Excerpted records:

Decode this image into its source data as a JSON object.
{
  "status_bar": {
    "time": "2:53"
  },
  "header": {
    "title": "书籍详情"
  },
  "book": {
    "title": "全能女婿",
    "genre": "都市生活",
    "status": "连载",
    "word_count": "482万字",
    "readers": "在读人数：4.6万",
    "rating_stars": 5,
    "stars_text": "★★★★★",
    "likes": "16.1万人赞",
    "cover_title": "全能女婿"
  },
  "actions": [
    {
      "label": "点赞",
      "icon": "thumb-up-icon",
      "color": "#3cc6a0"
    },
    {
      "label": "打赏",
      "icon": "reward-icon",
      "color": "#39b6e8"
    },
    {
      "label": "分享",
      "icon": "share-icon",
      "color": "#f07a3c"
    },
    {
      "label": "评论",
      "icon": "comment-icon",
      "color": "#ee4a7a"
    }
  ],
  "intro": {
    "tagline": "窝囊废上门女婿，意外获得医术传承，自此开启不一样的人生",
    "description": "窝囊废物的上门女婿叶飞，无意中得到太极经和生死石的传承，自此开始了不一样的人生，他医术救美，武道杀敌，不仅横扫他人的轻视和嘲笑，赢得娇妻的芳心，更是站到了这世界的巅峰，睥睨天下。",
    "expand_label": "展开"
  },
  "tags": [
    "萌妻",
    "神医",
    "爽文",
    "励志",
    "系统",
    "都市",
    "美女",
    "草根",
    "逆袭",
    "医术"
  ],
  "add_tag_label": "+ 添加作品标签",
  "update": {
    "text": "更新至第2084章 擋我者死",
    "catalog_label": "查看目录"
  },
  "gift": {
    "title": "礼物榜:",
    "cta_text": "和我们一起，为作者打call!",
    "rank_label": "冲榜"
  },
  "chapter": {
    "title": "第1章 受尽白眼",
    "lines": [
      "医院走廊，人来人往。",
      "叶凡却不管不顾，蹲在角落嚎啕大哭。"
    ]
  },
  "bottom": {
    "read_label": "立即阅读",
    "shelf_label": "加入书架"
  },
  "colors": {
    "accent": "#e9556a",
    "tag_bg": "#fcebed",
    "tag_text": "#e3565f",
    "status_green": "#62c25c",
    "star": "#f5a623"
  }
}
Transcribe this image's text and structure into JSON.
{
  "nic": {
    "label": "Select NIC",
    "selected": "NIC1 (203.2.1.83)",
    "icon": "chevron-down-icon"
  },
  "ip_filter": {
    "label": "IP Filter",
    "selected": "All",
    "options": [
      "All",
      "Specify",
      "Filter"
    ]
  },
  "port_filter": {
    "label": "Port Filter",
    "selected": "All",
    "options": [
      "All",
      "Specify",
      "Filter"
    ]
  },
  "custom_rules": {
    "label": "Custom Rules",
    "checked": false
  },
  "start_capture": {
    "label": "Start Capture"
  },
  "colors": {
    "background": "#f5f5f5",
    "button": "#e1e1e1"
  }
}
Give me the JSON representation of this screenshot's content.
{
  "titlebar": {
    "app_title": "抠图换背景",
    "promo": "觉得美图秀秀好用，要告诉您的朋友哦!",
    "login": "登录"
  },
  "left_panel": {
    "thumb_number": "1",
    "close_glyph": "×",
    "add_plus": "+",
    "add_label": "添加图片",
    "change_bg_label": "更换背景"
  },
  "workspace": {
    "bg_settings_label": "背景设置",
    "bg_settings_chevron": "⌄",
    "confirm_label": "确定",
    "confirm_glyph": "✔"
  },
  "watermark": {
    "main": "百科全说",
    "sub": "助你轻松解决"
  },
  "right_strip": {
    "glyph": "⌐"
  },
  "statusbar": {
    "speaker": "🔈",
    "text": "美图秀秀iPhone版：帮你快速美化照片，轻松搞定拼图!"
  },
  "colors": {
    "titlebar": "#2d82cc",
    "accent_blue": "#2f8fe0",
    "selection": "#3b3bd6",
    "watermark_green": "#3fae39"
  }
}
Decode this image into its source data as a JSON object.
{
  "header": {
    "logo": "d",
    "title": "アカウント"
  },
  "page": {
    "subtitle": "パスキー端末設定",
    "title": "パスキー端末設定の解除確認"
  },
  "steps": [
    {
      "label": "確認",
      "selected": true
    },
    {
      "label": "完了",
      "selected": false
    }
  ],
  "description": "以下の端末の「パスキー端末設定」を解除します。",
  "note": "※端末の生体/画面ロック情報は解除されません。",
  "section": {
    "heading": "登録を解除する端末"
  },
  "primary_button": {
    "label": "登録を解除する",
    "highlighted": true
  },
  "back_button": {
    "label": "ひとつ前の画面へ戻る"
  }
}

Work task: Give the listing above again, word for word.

Completed exercise:
Decode this image into its source data as a JSON object.
{
  "status_bar": {
    "time": "2:53"
  },
  "header": {
    "title": "书籍详情"
  },
  "book": {
    "title": "全能女婿",
    "genre": "都市生活",
    "status": "连载",
    "word_count": "482万字",
    "readers": "在读人数：4.6万",
    "rating_stars": 5,
    "stars_text": "★★★★★",
    "likes": "16.1万人赞",
    "cover_title": "全能女婿"
  },
  "actions": [
    {
      "label": "点赞",
      "icon": "thumb-up-icon",
      "color": "#3cc6a0"
    },
    {
      "label": "打赏",
      "icon": "reward-icon",
      "color": "#39b6e8"
    },
    {
      "label": "分享",
      "icon": "share-icon",
      "color": "#f07a3c"
    },
    {
      "label": "评论",
      "icon": "comment-icon",
      "color": "#ee4a7a"
    }
  ],
  "intro": {
    "tagline": "窝囊废上门女婿，意外获得医术传承，自此开启不一样的人生",
    "description": "窝囊废物的上门女婿叶飞，无意中得到太极经和生死石的传承，自此开始了不一样的人生，他医术救美，武道杀敌，不仅横扫他人的轻视和嘲笑，赢得娇妻的芳心，更是站到了这世界的巅峰，睥睨天下。",
    "expand_label": "展开"
  },
  "tags": [
    "萌妻",
    "神医",
    "爽文",
    "励志",
    "系统",
    "都市",
    "美女",
    "草根",
    "逆袭",
    "医术"
  ],
  "add_tag_label": "+ 添加作品标签",
  "update": {
    "text": "更新至第2084章 擋我者死",
    "catalog_label": "查看目录"
  },
  "gift": {
    "title": "礼物榜:",
    "cta_text": "和我们一起，为作者打call!",
    "rank_label": "冲榜"
  },
  "chapter": {
    "title": "第1章 受尽白眼",
    "lines": [
      "医院走廊，人来人往。",
      "叶凡却不管不顾，蹲在角落嚎啕大哭。"
    ]
  },
  "bottom": {
    "read_label": "立即阅读",
    "shelf_label": "加入书架"
  },
  "colors": {
    "accent": "#e9556a",
    "tag_bg": "#fcebed",
    "tag_text": "#e3565f",
    "status_green": "#62c25c",
    "star": "#f5a623"
  }
}
Transcribe this image's text and structure into JSON.
{
  "nic": {
    "label": "Select NIC",
    "selected": "NIC1 (203.2.1.83)",
    "icon": "chevron-down-icon"
  },
  "ip_filter": {
    "label": "IP Filter",
    "selected": "All",
    "options": [
      "All",
      "Specify",
      "Filter"
    ]
  },
  "port_filter": {
    "label": "Port Filter",
    "selected": "All",
    "options": [
      "All",
      "Specify",
      "Filter"
    ]
  },
  "custom_rules": {
    "label": "Custom Rules",
    "checked": false
  },
  "start_capture": {
    "label": "Start Capture"
  },
  "colors": {
    "background": "#f5f5f5",
    "button": "#e1e1e1"
  }
}
Give me the JSON representation of this screenshot's content.
{
  "titlebar": {
    "app_title": "抠图换背景",
    "promo": "觉得美图秀秀好用，要告诉您的朋友哦!",
    "login": "登录"
  },
  "left_panel": {
    "thumb_number": "1",
    "close_glyph": "×",
    "add_plus": "+",
    "add_label": "添加图片",
    "change_bg_label": "更换背景"
  },
  "workspace": {
    "bg_settings_label": "背景设置",
    "bg_settings_chevron": "⌄",
    "confirm_label": "确定",
    "confirm_glyph": "✔"
  },
  "watermark": {
    "main": "百科全说",
    "sub": "助你轻松解决"
  },
  "right_strip": {
    "glyph": "⌐"
  },
  "statusbar": {
    "speaker": "🔈",
    "text": "美图秀秀iPhone版：帮你快速美化照片，轻松搞定拼图!"
  },
  "colors": {
    "titlebar": "#2d82cc",
    "accent_blue": "#2f8fe0",
    "selection": "#3b3bd6",
    "watermark_green": "#3fae39"
  }
}
Decode this image into its source data as a JSON object.
{
  "header": {
    "logo": "d",
    "title": "アカウント"
  },
  "page": {
    "subtitle": "パスキー端末設定",
    "title": "パスキー端末設定の解除確認"
  },
  "steps": [
    {
      "label": "確認",
      "selected": true
    },
    {
      "label": "完了",
      "selected": false
    }
  ],
  "description": "以下の端末の「パスキー端末設定」を解除します。",
  "note": "※端末の生体/画面ロック情報は解除されません。",
  "section": {
    "heading": "登録を解除する端末"
  },
  "primary_button": {
    "label": "登録を解除する",
    "highlighted": true
  },
  "back_button": {
    "label": "ひとつ前の画面へ戻る"
  }
}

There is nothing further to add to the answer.